WHAT YOU WILL DO: All lines holding the word "name" in the listing below need to be copied.

SUPPLIED ENTRIES:

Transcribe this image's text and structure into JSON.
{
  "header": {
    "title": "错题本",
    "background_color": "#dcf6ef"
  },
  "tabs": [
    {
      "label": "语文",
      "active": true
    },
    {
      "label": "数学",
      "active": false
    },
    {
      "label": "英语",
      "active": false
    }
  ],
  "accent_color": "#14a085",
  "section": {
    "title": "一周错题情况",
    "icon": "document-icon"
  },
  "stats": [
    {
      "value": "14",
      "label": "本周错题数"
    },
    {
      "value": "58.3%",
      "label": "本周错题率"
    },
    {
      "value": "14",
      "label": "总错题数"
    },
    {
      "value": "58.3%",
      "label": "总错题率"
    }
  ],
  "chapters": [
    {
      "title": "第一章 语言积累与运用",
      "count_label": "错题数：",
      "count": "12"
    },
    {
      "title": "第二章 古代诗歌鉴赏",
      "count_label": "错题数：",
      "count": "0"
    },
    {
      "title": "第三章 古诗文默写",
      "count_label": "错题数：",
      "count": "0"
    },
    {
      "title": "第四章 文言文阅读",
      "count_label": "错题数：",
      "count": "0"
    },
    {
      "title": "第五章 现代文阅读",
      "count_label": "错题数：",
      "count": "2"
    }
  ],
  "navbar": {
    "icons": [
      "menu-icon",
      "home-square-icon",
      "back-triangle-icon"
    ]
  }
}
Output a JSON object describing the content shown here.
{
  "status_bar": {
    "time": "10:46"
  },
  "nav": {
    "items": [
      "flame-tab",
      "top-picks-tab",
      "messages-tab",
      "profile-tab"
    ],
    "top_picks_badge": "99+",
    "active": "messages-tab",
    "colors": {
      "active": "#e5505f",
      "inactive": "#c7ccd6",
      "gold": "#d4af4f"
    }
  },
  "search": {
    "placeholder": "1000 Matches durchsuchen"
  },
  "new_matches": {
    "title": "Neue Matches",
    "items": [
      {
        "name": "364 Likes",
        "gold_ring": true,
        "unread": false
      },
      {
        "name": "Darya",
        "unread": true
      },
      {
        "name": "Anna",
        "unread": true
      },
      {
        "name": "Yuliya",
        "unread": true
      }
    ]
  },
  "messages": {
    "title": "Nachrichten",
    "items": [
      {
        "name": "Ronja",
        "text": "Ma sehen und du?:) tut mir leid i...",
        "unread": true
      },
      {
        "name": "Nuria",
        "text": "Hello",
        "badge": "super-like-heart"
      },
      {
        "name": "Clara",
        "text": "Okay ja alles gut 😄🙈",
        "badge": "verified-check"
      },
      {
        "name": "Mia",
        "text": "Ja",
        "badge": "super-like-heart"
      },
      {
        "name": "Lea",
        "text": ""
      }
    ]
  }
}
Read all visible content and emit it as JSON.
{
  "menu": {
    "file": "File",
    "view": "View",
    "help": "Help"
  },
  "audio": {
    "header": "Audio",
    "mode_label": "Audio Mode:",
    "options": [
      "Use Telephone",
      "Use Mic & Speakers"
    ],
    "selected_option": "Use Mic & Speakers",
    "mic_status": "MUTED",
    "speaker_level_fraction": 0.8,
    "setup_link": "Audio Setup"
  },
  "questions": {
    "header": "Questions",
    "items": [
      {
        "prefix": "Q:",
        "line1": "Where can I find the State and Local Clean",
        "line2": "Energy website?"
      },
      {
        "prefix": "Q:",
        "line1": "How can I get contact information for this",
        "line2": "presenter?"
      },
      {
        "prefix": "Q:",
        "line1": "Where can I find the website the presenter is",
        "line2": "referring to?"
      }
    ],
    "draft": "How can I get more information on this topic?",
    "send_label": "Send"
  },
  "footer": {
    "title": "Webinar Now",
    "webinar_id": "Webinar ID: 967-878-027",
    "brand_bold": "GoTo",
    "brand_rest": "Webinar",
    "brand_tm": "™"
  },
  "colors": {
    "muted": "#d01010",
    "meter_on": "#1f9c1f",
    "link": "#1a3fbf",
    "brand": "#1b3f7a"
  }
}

SOLUTION TO THIS TASK:
        "name": "364 Likes",
        "name": "Darya",
        "name": "Anna",
        "name": "Yuliya",
        "name": "Ronja",
        "name": "Nuria",
        "name": "Clara",
        "name": "Mia",
        "name": "Lea",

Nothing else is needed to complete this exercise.